Work required: The records below are to be restated word for word; their pictures are not.

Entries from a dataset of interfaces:
-*-
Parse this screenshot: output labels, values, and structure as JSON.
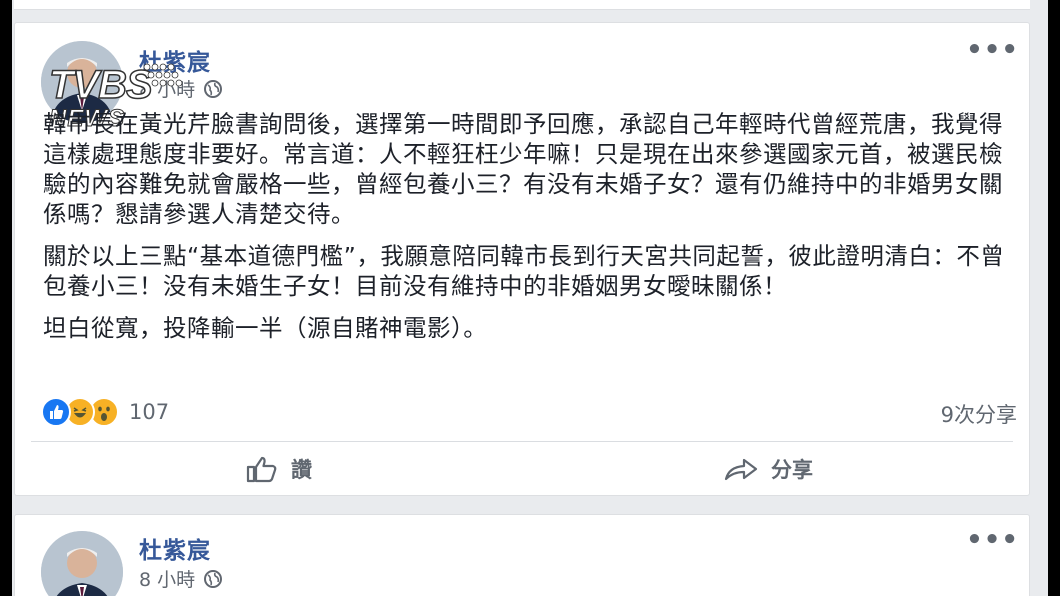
{
  "watermark": {
    "brand": "TVBS",
    "sub": "NEWS"
  },
  "post": {
    "author": "杜紫宸",
    "time": "8 小時",
    "paragraphs": [
      "韓市長在黃光芹臉書詢問後，選擇第一時間即予回應，承認自己年輕時代曾經荒唐，我覺得這樣處理態度非要好。常言道：人不輕狂枉少年嘛！只是現在出來參選國家元首，被選民檢驗的內容難免就會嚴格一些，曾經包養小三？有没有未婚子女？還有仍維持中的非婚男女關係嗎？懇請參選人清楚交待。",
      "關於以上三點“基本道德門檻”，我願意陪同韓市長到行天宮共同起誓，彼此證明清白：不曾包養小三！没有未婚生子女！目前没有維持中的非婚姻男女曖昧關係！",
      "坦白從寬，投降輸一半（源自賭神電影）。"
    ],
    "reaction_icons": [
      "like-icon",
      "haha-icon",
      "wow-icon"
    ],
    "reaction_count": "107",
    "shares": "9次分享",
    "like_label": "讚",
    "share_label": "分享"
  },
  "next_post": {
    "author": "杜紫宸",
    "time": "8 小時"
  },
  "colors": {
    "author": "#365899",
    "like_blue": "#1877f2",
    "emoji_yellow": "#f7b125",
    "meta_gray": "#616770"
  }
}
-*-
Completed task:
Parse this screenshot: output labels, values, and structure as JSON.
{
  "watermark": {
    "brand": "TVBS",
    "sub": "NEWS"
  },
  "post": {
    "author": "杜紫宸",
    "time": "8 小時",
    "paragraphs": [
      "韓市長在黃光芹臉書詢問後，選擇第一時間即予回應，承認自己年輕時代曾經荒唐，我覺得這樣處理態度非要好。常言道：人不輕狂枉少年嘛！只是現在出來參選國家元首，被選民檢驗的內容難免就會嚴格一些，曾經包養小三？有没有未婚子女？還有仍維持中的非婚男女關係嗎？懇請參選人清楚交待。",
      "關於以上三點“基本道德門檻”，我願意陪同韓市長到行天宮共同起誓，彼此證明清白：不曾包養小三！没有未婚生子女！目前没有維持中的非婚姻男女曖昧關係！",
      "坦白從寬，投降輸一半（源自賭神電影）。"
    ],
    "reaction_icons": [
      "like-icon",
      "haha-icon",
      "wow-icon"
    ],
    "reaction_count": "107",
    "shares": "9次分享",
    "like_label": "讚",
    "share_label": "分享"
  },
  "next_post": {
    "author": "杜紫宸",
    "time": "8 小時"
  },
  "colors": {
    "author": "#365899",
    "like_blue": "#1877f2",
    "emoji_yellow": "#f7b125",
    "meta_gray": "#616770"
  }
}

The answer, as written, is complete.